I suffer from some chronic pain issues, which occasionally make it impossible or very uncomfortable for me to get down and play with my son, who is just over 2 years old.
My wife has also had some issues, recently. She sprained her foot during her last trimester, and just delivered our second son and has quite a few tender spots.
The solution we use with my son is to simply tell him that we hurt. Right now, the language we use is, "I can't play right now, because I have an owie. My neck is owie, and my back is owie." I have told him that, verbatim, several times before. He understood very well the first time I told him this. He does act disappointed, but he knows it's not because I have a problem with him. I think on a few occasions I even made that explicit, and said, "Papa wants to play, but I can't because of my owies."
To make it easier on him, I try to do other things with him, such as reading a book while sharing a seat. Other times I try to suggest more playful activities that I know I can physically handle--that is, ones that let me sit somewhere comfortably and interact with him. Some activities like this are Play-Doh or drawing. Often, it's enough that I'm there with him, that I don't actually have to do all that much.
To sum up, my solution is really two parts:
- Just be frank with your son, using language that's at his level.

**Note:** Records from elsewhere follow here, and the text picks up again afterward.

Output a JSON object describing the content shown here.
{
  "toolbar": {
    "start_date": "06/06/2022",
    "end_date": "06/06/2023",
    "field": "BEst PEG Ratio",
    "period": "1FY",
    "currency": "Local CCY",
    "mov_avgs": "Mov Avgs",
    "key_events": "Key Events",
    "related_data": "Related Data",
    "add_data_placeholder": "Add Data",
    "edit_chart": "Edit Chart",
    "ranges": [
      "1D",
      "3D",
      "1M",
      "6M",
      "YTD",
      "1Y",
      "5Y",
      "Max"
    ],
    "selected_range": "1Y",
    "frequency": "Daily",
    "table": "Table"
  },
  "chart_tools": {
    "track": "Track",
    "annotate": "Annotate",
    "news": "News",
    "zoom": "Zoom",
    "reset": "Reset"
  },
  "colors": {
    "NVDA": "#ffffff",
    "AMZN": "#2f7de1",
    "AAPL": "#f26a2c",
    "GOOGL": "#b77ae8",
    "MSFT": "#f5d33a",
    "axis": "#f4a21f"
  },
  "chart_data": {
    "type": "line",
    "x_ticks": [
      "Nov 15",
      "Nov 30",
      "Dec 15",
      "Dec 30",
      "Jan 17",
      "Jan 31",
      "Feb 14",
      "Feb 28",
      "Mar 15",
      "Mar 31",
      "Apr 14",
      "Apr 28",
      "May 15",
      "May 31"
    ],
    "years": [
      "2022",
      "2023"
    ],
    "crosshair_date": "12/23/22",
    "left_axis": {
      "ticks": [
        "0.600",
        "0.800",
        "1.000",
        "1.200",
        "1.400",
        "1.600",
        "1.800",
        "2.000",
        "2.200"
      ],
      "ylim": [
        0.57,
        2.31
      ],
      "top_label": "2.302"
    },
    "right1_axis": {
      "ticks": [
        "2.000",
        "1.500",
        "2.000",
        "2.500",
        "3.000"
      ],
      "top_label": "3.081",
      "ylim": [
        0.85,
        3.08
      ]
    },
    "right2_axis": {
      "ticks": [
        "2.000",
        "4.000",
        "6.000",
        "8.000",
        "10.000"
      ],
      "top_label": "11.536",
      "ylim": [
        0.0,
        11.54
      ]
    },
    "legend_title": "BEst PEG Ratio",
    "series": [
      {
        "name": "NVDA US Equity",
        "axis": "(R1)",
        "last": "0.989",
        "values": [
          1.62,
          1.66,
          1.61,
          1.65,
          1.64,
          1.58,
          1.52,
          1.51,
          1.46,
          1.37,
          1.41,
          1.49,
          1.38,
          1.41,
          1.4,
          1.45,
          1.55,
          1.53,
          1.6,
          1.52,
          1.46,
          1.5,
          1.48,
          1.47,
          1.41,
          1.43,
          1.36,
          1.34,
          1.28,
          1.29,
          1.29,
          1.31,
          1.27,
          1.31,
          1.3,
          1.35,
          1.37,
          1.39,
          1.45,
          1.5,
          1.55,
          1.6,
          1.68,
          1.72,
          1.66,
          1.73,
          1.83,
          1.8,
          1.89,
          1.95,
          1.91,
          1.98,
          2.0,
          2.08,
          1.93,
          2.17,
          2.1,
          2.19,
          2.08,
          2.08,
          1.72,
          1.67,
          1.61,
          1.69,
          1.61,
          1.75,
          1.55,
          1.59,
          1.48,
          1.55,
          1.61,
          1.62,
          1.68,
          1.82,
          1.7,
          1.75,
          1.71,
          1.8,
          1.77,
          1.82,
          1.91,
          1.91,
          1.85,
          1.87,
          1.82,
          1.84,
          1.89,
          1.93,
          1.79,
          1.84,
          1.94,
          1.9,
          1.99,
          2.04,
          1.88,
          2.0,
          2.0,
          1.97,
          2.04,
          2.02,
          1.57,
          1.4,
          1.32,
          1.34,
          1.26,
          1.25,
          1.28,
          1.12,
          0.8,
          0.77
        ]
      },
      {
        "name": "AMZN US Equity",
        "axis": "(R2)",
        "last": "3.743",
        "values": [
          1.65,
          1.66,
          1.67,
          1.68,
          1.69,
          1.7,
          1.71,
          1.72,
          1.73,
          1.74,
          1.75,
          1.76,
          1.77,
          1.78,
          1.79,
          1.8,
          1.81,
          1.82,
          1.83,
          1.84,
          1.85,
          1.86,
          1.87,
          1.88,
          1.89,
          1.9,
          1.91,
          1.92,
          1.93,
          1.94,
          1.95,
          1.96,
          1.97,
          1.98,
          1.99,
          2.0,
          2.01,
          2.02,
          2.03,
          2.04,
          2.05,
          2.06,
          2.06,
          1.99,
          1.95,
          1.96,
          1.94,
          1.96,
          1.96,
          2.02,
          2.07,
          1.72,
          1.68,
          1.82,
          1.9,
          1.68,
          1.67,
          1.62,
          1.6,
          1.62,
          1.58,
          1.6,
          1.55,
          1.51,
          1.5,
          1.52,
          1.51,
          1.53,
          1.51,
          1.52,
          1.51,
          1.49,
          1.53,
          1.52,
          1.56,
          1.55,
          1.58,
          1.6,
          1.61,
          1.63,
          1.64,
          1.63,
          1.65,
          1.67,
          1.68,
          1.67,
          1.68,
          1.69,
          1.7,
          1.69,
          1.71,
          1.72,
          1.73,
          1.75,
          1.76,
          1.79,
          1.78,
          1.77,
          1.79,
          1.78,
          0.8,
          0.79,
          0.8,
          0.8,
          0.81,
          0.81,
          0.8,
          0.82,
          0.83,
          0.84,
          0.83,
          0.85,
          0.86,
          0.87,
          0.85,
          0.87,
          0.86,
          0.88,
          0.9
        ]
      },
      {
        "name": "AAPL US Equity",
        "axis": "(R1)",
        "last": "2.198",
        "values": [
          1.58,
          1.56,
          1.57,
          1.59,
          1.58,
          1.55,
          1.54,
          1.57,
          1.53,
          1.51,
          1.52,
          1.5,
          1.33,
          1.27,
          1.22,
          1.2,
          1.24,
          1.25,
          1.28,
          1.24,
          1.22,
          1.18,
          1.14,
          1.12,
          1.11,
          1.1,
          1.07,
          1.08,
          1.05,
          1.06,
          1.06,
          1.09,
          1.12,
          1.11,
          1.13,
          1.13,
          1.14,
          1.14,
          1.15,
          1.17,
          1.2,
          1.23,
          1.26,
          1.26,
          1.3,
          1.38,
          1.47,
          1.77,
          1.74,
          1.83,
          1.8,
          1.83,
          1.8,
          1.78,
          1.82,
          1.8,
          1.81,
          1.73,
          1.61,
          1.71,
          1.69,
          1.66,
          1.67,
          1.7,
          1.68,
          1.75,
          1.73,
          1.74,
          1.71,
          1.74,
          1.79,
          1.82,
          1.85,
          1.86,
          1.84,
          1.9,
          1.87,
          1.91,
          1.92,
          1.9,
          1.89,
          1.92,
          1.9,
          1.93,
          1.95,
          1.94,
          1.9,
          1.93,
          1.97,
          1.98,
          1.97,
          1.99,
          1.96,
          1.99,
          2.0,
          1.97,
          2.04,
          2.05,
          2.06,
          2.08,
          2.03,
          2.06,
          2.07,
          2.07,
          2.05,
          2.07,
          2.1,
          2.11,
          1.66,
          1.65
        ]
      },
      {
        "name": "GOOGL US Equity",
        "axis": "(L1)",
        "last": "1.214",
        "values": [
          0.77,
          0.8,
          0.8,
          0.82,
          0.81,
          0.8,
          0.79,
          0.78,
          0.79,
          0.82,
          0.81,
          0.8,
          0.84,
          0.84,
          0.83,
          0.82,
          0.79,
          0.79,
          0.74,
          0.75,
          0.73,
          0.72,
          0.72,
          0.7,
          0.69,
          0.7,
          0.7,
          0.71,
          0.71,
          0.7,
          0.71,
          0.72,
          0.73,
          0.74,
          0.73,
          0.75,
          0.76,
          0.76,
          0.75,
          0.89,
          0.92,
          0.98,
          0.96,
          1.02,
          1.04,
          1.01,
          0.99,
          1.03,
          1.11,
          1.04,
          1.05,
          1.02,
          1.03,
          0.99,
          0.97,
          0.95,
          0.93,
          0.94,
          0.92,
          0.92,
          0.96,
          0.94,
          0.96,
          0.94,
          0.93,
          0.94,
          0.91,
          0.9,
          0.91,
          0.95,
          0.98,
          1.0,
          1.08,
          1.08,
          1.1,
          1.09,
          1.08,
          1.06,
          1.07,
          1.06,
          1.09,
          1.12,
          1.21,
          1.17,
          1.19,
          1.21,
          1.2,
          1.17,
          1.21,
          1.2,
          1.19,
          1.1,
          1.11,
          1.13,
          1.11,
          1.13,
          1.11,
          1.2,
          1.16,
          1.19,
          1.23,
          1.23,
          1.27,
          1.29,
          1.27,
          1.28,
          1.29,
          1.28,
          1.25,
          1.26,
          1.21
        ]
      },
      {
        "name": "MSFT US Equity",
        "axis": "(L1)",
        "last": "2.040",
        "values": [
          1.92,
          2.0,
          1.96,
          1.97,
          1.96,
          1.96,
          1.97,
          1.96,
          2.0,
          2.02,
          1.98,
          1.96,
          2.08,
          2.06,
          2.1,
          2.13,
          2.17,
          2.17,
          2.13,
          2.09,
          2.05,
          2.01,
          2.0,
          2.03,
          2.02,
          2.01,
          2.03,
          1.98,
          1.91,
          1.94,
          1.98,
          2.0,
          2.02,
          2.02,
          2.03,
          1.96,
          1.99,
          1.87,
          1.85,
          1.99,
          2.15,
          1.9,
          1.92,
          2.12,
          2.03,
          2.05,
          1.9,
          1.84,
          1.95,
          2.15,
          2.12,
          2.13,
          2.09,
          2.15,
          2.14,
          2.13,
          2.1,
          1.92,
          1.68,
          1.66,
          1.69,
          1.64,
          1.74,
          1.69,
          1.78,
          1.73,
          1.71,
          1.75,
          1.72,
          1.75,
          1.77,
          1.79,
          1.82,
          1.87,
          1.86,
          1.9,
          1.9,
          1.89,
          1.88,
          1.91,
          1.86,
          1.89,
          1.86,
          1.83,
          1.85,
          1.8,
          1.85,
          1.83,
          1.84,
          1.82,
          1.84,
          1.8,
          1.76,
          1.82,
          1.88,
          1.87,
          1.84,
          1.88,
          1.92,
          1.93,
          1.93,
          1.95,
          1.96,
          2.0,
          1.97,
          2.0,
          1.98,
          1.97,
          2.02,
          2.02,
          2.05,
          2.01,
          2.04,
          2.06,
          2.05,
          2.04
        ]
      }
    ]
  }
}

Your 3-year-old may understand more complex phrasing than just saying you having an "owie" on your back.
- Suggest other activities for him to engage in, preferably those where you have some involvement.
I think this will help with other possible reasons for not being able to play with him. For instance, my son quickly adapted to, "Mama can't play right now, she's feeding the baby." He understands that sometimes we're not available.